Is that violent connotation really deserved by animals? Not really.
The excitement of campaign season has come once again! Many hopeful politicians have announced the intention to run, and are facing the praise and punishment of their platforms. Jeb Bush is among those who have yet to
announce. Following a speech Bush gave, “a college student named Ivy Ziedrich stood up an said… the origins of Isis… law in the decision by Bush’s brother, in 2003, to disband the Iraqi Army following the toppling of Saddam Hussein’s government” (Filkins, 1). While it may not be entirely accurate to say that Bush created Isis, the truth of Ziedrich’s argument is that “President Bush… or someone in his Administration decreed the dissolution of the Iraqi Army” (Filkins, 1). In doing so, thousands were put out of work. Bush enhanced the “creation of the Iraqi insurgency,” which contributed to ISIS, since “some of the men fighting in ISIS were put out of work by the American occupiers in 2003” (Filkins, 2). The following notion can foretold the consequences of America’s actions in the Middle East: when one does not know what they are dealing with in conflict, one does not know what the outcome will be. Continue reading An Ivy Vine and a Burning Bush: How Being Present Can Lift Us Out of Hatred // Katherine Jack→
Like many of you reading this, I love eating meat! At least I thought so until half a year ago. I did not count food a meal unless it has some sort of meat in it, but now, I cut the amount of meat I eat in half. What changed my love for eating meat? learning about how meat is made. It never occurred to me about how the food is processed and served to us in the dish. To be honest, I never cared until I learned about it in CTW1&2 classes, but learning it for half a year changed the way I eat forever.

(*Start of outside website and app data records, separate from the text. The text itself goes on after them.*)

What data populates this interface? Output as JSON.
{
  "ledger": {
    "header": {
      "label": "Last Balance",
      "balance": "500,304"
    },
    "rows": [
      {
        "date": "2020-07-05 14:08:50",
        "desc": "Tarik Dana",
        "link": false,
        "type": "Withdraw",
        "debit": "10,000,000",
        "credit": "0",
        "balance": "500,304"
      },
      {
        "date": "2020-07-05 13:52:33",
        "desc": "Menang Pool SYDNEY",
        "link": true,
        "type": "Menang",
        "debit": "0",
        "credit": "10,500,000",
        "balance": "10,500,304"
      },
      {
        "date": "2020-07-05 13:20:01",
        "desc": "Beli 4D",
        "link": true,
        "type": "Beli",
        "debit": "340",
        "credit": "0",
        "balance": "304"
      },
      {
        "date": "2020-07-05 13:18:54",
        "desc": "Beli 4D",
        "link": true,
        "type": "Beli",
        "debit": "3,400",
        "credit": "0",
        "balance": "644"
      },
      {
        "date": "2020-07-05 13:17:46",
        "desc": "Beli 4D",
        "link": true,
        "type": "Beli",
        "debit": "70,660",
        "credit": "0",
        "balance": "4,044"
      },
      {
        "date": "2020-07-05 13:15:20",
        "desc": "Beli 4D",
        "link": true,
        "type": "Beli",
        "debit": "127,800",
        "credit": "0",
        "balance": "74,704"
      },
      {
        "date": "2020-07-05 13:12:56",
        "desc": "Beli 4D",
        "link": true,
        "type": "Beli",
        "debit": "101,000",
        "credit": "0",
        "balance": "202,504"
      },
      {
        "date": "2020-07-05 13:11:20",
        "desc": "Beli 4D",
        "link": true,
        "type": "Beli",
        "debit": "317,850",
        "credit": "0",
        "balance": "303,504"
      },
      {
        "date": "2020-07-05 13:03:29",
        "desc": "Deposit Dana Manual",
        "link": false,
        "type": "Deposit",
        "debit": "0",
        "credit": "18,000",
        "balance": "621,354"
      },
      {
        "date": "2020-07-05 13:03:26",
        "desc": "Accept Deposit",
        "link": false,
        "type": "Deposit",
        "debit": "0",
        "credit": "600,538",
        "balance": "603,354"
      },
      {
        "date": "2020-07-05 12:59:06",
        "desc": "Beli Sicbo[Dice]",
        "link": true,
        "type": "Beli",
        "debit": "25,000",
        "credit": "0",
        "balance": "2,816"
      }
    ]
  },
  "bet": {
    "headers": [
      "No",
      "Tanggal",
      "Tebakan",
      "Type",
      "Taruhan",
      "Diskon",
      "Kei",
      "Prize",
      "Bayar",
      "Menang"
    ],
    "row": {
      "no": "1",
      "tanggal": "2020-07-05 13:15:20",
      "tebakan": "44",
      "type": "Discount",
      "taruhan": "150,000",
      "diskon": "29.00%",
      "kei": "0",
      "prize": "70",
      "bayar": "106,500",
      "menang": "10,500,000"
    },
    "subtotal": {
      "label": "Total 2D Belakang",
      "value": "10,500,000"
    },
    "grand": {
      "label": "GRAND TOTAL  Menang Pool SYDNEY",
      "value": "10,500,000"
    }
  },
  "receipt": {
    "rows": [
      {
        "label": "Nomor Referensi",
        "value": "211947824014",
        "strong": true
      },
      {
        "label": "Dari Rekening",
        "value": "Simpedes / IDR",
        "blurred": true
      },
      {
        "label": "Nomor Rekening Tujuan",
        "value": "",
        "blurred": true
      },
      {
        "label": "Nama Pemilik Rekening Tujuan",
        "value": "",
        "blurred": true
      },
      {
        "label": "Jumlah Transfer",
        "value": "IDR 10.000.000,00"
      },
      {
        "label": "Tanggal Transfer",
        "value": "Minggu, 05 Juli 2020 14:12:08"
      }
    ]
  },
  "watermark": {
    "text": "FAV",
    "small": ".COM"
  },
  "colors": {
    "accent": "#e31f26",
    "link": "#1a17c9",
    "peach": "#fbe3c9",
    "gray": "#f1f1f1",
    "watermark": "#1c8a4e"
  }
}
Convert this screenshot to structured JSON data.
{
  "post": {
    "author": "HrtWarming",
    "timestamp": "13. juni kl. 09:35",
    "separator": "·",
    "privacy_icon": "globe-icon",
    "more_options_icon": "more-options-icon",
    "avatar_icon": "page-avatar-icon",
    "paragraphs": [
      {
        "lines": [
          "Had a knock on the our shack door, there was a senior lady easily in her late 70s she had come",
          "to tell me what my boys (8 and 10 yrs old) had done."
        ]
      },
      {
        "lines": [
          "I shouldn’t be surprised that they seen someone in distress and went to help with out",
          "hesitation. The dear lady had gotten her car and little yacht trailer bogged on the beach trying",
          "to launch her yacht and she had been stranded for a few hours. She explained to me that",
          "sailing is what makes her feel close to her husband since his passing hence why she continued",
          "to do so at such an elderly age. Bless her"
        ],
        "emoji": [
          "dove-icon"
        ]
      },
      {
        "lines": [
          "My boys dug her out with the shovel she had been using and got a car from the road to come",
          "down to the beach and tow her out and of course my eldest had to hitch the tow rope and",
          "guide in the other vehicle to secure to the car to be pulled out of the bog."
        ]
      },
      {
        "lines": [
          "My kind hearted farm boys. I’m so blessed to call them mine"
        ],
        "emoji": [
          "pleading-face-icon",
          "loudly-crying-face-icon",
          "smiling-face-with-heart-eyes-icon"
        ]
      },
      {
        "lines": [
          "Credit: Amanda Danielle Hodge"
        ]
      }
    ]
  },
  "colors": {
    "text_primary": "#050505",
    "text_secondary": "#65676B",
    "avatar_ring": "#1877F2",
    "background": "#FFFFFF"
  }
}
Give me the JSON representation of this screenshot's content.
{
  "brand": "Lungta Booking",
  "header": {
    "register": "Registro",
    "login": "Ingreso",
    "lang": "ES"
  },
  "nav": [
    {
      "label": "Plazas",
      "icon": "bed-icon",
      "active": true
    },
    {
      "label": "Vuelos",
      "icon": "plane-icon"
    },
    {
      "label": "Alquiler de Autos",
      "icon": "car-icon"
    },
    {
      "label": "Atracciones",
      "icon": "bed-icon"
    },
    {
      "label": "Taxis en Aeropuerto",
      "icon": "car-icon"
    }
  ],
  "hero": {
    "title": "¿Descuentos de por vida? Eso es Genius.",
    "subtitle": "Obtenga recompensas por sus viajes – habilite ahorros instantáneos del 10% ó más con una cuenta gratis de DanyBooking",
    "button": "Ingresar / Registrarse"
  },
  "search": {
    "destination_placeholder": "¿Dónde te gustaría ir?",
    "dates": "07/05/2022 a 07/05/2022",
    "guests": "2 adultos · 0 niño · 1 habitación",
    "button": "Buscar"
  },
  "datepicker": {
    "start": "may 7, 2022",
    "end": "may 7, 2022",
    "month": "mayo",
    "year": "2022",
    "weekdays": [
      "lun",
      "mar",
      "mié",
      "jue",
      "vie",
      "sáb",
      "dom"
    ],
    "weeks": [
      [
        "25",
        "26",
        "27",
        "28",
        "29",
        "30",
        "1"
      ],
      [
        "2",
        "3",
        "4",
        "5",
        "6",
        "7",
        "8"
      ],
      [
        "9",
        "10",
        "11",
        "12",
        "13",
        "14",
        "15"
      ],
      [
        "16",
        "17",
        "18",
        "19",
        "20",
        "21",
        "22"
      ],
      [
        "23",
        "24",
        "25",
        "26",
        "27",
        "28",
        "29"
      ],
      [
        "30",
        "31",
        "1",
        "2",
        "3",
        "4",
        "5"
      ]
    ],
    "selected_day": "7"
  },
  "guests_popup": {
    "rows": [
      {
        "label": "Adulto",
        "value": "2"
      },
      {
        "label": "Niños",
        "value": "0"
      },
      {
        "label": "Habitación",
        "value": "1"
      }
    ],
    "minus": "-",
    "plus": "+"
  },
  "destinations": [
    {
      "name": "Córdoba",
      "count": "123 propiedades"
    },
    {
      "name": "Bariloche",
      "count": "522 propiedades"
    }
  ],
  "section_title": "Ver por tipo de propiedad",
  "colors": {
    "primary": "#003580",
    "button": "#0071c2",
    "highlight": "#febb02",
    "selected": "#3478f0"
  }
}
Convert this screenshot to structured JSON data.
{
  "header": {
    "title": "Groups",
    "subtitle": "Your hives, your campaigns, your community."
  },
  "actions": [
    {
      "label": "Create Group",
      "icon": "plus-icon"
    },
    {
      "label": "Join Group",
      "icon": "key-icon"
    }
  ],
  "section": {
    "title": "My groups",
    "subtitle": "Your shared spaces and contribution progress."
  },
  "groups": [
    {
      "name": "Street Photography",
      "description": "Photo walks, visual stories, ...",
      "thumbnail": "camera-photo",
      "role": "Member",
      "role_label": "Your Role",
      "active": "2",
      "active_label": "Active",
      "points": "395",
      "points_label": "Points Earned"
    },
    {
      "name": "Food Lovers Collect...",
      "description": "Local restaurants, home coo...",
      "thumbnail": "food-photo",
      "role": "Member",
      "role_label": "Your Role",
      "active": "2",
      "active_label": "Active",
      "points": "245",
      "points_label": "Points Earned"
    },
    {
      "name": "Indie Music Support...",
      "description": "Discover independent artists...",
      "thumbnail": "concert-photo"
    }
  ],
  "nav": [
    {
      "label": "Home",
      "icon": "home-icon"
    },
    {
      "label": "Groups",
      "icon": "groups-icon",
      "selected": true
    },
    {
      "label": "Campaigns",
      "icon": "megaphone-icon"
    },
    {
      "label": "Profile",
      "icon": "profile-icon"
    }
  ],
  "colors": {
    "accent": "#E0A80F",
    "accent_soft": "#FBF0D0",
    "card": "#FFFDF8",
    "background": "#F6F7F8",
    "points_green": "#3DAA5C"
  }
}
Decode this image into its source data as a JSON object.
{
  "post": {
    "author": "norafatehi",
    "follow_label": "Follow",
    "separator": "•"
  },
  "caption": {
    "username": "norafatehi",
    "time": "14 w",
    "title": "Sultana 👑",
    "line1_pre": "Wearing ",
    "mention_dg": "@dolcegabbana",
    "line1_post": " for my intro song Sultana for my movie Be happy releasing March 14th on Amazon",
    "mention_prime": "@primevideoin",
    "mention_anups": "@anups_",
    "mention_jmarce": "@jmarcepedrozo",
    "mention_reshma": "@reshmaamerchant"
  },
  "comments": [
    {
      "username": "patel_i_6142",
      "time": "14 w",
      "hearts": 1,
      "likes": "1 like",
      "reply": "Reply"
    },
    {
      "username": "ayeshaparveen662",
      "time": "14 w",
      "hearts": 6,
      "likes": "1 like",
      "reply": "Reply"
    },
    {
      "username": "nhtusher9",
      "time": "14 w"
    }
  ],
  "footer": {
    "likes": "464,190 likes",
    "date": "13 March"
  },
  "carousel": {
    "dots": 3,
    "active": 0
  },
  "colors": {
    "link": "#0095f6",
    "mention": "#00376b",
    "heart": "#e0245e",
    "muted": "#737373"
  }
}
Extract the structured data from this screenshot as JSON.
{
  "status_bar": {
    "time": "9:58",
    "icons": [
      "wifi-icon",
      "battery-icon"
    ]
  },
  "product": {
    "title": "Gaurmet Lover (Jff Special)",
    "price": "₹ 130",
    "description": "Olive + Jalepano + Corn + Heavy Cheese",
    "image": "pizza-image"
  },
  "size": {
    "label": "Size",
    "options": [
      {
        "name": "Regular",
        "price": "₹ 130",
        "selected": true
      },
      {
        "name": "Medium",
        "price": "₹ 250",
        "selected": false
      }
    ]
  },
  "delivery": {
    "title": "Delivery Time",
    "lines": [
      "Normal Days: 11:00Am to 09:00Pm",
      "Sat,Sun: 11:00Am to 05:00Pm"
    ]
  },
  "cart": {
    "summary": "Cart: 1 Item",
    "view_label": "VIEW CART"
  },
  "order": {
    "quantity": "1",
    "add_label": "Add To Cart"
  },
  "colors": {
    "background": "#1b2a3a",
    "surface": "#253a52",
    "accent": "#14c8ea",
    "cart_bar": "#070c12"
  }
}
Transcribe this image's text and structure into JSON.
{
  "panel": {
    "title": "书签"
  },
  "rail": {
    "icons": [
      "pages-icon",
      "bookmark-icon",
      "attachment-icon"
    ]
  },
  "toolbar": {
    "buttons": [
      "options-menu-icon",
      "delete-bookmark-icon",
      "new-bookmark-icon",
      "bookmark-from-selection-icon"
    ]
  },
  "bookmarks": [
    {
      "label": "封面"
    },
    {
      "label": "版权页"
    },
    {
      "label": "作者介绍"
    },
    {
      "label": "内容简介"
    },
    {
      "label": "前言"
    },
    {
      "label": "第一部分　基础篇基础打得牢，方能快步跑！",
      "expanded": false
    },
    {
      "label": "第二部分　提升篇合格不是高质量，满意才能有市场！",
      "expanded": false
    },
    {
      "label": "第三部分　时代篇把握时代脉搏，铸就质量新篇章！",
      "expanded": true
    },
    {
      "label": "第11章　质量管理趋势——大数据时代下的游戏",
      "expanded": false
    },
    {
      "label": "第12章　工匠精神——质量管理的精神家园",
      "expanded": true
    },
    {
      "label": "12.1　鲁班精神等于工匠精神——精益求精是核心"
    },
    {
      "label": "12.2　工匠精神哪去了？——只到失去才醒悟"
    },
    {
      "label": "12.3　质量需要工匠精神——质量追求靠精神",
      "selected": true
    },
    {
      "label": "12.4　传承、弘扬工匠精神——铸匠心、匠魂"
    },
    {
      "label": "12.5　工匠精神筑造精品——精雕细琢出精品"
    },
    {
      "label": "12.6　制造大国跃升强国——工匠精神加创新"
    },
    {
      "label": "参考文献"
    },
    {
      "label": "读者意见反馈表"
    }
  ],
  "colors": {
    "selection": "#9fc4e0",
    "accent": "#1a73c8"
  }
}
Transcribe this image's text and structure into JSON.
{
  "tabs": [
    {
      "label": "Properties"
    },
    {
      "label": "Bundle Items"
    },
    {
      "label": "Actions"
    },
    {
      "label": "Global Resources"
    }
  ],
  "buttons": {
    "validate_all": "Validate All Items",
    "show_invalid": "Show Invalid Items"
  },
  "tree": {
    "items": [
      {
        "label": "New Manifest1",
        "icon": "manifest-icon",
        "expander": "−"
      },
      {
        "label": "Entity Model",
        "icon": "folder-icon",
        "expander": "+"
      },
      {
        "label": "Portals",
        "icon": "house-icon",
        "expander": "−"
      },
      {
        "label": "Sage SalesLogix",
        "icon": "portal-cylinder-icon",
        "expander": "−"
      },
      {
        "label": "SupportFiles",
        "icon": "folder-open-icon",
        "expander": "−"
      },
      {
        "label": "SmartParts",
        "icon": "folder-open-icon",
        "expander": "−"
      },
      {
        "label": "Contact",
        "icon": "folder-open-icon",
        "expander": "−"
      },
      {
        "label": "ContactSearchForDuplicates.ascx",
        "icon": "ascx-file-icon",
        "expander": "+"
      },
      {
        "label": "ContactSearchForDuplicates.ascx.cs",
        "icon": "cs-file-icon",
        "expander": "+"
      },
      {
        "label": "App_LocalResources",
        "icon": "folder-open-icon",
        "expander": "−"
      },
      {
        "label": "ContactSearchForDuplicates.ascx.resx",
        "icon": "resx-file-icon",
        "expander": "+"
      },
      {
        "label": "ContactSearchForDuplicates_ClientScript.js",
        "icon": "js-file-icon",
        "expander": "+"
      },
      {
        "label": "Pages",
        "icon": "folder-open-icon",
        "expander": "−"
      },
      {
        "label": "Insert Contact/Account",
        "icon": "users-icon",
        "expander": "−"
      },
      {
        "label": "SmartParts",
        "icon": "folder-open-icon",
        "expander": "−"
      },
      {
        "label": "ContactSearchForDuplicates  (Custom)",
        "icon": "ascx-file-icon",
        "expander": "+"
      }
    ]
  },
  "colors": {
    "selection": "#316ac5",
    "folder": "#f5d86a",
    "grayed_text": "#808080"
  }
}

Let me ask you a question. Have you realized that the meat you purchase at grocery store is very cheap? well you might not think so, but compare it to vegetables at the same grocery store. I just went to Safeway the other day and I realized that vegetables are much more expensive than meat when you compare how full you get from purchasing the same price items. Have you ever wondered why that may be? Well that is because meat industry is deceiving you. Continue reading Think twice before you eat// Yuya Oguchi→
Violence, according to Merriam-Webster, is defined as “the use of physical force to harm someone,” or “intense, furious, and often destructive action” (“Violence”). While violence may embody these characteristics, this definition fails to address the more indirect, yet equally harmful, characteristics of violence that are a part of our daily lives. While in my Critical Thinking & Writing (CTW) classes, we tackled both the veiled aspects of violence as well as the manifestation of physical violence. Those Americans following current events in 2014 have probably heard of the Ray Rice domestic violence case in the National Football League. Older Americans are also probably aware of the infamous Columbine High School massacre of 1999. Some may even be knowledgeable about the horrible violence occurring in the factory farming industry. The low cost of beef and poultry available at a typical grocery store does not come without a cost; the cost is poorly treated animals. Are you aware of the atrocities occurring each day in the poultry factory farming industry? Are you familiar with the consistently unimpressive handling of domestic violence cases in the NFL? Do you know the extent of the group and gang violence throughout the United States? And if you are aware, would you consider changing your actions if they would prevent the perpetuation of violence? Much of the violence in the United States is avoidable, if the actions of its citizens demonstrate a concern for both animal and human life. Continue reading Violence: A Lack of Concern for Life // Ally Mueller→